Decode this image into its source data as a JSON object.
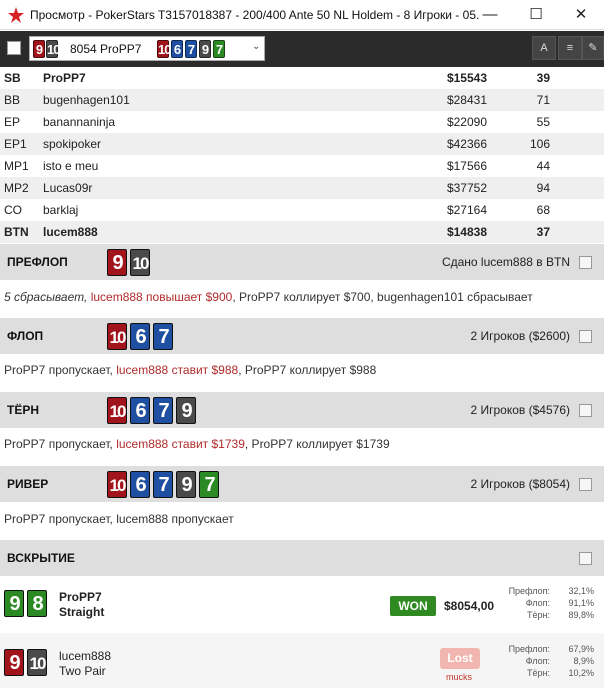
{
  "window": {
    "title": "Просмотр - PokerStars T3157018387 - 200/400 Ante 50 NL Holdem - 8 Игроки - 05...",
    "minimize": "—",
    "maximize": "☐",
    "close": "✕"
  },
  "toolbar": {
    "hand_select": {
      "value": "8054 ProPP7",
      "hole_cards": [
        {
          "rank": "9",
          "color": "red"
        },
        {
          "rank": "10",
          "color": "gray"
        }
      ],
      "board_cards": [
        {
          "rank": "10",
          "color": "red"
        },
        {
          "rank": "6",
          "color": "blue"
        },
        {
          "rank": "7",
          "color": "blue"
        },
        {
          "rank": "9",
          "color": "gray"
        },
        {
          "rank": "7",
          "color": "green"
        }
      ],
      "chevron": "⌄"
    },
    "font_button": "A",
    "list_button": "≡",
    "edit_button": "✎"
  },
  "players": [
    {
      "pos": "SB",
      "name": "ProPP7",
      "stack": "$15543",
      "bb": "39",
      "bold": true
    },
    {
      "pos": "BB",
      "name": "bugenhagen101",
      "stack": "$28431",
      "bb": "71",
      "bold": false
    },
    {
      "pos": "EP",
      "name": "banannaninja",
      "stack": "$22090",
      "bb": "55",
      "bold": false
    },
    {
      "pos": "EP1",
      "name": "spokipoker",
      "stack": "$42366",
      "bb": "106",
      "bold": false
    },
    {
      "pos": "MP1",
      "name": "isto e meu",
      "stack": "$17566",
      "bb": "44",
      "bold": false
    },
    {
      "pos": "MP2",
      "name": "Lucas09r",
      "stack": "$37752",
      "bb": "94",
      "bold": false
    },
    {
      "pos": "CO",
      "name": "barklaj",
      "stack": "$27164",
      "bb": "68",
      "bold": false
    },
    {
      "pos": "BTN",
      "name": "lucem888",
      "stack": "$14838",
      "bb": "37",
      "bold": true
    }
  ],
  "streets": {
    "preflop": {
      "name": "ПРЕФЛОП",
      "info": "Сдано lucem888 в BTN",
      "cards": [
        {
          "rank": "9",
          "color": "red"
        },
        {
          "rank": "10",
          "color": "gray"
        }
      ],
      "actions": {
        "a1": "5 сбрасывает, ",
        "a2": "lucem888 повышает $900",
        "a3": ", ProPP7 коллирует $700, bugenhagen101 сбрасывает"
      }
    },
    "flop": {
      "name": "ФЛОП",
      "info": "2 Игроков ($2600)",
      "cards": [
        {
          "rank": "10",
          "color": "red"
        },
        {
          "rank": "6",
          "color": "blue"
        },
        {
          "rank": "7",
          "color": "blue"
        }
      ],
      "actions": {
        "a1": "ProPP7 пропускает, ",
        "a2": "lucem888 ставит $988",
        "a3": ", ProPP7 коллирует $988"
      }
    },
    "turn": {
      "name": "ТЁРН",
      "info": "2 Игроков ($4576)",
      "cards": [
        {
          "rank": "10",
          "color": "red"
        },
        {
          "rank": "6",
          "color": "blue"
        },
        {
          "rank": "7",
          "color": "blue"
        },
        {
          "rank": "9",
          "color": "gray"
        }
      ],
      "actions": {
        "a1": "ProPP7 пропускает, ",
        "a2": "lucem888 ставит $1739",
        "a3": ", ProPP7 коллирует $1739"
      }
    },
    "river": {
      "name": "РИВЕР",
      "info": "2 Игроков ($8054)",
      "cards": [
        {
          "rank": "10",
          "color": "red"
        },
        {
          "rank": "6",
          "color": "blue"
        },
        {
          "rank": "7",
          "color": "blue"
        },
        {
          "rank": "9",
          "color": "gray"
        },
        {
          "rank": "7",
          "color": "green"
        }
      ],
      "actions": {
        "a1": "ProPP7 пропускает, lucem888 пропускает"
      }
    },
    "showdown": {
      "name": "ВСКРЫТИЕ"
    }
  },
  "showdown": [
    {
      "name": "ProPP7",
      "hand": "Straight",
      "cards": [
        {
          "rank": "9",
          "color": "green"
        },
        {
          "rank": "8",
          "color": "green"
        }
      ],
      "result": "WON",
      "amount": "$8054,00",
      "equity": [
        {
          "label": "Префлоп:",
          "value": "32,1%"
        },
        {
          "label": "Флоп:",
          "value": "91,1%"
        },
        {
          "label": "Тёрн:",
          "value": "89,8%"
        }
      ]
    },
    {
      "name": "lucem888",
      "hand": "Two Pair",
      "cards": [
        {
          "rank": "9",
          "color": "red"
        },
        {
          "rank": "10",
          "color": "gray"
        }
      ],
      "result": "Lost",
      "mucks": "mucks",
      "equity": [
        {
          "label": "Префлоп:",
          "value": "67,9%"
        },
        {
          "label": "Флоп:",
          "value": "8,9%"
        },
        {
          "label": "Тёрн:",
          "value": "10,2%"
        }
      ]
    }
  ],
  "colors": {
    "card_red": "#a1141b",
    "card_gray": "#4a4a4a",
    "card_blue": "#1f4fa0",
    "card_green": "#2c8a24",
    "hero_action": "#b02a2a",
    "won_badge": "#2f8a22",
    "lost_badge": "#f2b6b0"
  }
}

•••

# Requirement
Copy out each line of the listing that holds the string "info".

# Task output
      "info": "Сдано lucem888 в BTN",
      "info": "2 Игроков ($2600)",
      "info": "2 Игроков ($4576)",
      "info": "2 Игроков ($8054)",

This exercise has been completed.